▶ _Aim of the exercise_
The listing is to be printed in full, exactly as given.

▶ _Dataset excerpts_
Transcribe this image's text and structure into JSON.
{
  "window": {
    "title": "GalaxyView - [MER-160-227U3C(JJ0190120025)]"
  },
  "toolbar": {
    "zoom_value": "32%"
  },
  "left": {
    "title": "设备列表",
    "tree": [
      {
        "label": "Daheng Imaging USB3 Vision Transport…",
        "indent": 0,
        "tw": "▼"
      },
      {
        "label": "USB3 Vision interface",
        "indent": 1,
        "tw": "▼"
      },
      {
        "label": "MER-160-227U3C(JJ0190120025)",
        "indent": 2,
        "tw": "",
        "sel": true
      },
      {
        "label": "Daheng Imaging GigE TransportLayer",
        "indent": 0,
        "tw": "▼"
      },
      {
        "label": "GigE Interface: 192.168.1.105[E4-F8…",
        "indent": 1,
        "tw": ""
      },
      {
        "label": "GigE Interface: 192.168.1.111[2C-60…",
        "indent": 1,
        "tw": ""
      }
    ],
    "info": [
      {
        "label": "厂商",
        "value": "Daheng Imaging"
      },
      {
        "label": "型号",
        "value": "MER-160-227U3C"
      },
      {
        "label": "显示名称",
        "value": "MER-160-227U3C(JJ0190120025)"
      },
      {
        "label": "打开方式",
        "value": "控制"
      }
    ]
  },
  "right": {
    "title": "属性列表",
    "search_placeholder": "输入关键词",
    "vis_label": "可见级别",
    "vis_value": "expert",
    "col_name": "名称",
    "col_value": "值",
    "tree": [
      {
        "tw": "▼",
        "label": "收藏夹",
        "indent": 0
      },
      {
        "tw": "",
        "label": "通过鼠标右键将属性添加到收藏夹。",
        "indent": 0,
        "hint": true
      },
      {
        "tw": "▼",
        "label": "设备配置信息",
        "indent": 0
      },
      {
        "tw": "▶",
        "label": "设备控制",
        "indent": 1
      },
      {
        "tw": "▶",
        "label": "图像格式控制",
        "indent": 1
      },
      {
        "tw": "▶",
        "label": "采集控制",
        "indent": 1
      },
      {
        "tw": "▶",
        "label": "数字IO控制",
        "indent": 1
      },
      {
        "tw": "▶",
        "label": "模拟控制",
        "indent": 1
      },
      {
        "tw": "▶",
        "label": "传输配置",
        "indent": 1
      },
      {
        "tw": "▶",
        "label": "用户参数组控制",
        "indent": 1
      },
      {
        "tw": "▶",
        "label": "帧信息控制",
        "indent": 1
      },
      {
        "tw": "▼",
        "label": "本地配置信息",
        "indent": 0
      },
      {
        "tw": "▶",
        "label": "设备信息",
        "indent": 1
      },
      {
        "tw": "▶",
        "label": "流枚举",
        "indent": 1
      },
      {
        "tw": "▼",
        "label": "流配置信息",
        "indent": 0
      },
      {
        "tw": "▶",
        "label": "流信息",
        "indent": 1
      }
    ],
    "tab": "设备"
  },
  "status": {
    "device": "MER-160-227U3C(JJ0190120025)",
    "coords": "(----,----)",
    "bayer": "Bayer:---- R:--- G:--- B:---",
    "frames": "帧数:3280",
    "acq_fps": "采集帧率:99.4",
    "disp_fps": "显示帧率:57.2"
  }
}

▶ _Task answer_
Transcribe this image's text and structure into JSON.
{
  "window": {
    "title": "GalaxyView - [MER-160-227U3C(JJ0190120025)]"
  },
  "toolbar": {
    "zoom_value": "32%"
  },
  "left": {
    "title": "设备列表",
    "tree": [
      {
        "label": "Daheng Imaging USB3 Vision Transport…",
        "indent": 0,
        "tw": "▼"
      },
      {
        "label": "USB3 Vision interface",
        "indent": 1,
        "tw": "▼"
      },
      {
        "label": "MER-160-227U3C(JJ0190120025)",
        "indent": 2,
        "tw": "",
        "sel": true
      },
      {
        "label": "Daheng Imaging GigE TransportLayer",
        "indent": 0,
        "tw": "▼"
      },
      {
        "label": "GigE Interface: 192.168.1.105[E4-F8…",
        "indent": 1,
        "tw": ""
      },
      {
        "label": "GigE Interface: 192.168.1.111[2C-60…",
        "indent": 1,
        "tw": ""
      }
    ],
    "info": [
      {
        "label": "厂商",
        "value": "Daheng Imaging"
      },
      {
        "label": "型号",
        "value": "MER-160-227U3C"
      },
      {
        "label": "显示名称",
        "value": "MER-160-227U3C(JJ0190120025)"
      },
      {
        "label": "打开方式",
        "value": "控制"
      }
    ]
  },
  "right": {
    "title": "属性列表",
    "search_placeholder": "输入关键词",
    "vis_label": "可见级别",
    "vis_value": "expert",
    "col_name": "名称",
    "col_value": "值",
    "tree": [
      {
        "tw": "▼",
        "label": "收藏夹",
        "indent": 0
      },
      {
        "tw": "",
        "label": "通过鼠标右键将属性添加到收藏夹。",
        "indent": 0,
        "hint": true
      },
      {
        "tw": "▼",
        "label": "设备配置信息",
        "indent": 0
      },
      {
        "tw": "▶",
        "label": "设备控制",
        "indent": 1
      },
      {
        "tw": "▶",
        "label": "图像格式控制",
        "indent": 1
      },
      {
        "tw": "▶",
        "label": "采集控制",
        "indent": 1
      },
      {
        "tw": "▶",
        "label": "数字IO控制",
        "indent": 1
      },
      {
        "tw": "▶",
        "label": "模拟控制",
        "indent": 1
      },
      {
        "tw": "▶",
        "label": "传输配置",
        "indent": 1
      },
      {
        "tw": "▶",
        "label": "用户参数组控制",
        "indent": 1
      },
      {
        "tw": "▶",
        "label": "帧信息控制",
        "indent": 1
      },
      {
        "tw": "▼",
        "label": "本地配置信息",
        "indent": 0
      },
      {
        "tw": "▶",
        "label": "设备信息",
        "indent": 1
      },
      {
        "tw": "▶",
        "label": "流枚举",
        "indent": 1
      },
      {
        "tw": "▼",
        "label": "流配置信息",
        "indent": 0
      },
      {
        "tw": "▶",
        "label": "流信息",
        "indent": 1
      }
    ],
    "tab": "设备"
  },
  "status": {
    "device": "MER-160-227U3C(JJ0190120025)",
    "coords": "(----,----)",
    "bayer": "Bayer:---- R:--- G:--- B:---",
    "frames": "帧数:3280",
    "acq_fps": "采集帧率:99.4",
    "disp_fps": "显示帧率:57.2"
  }
}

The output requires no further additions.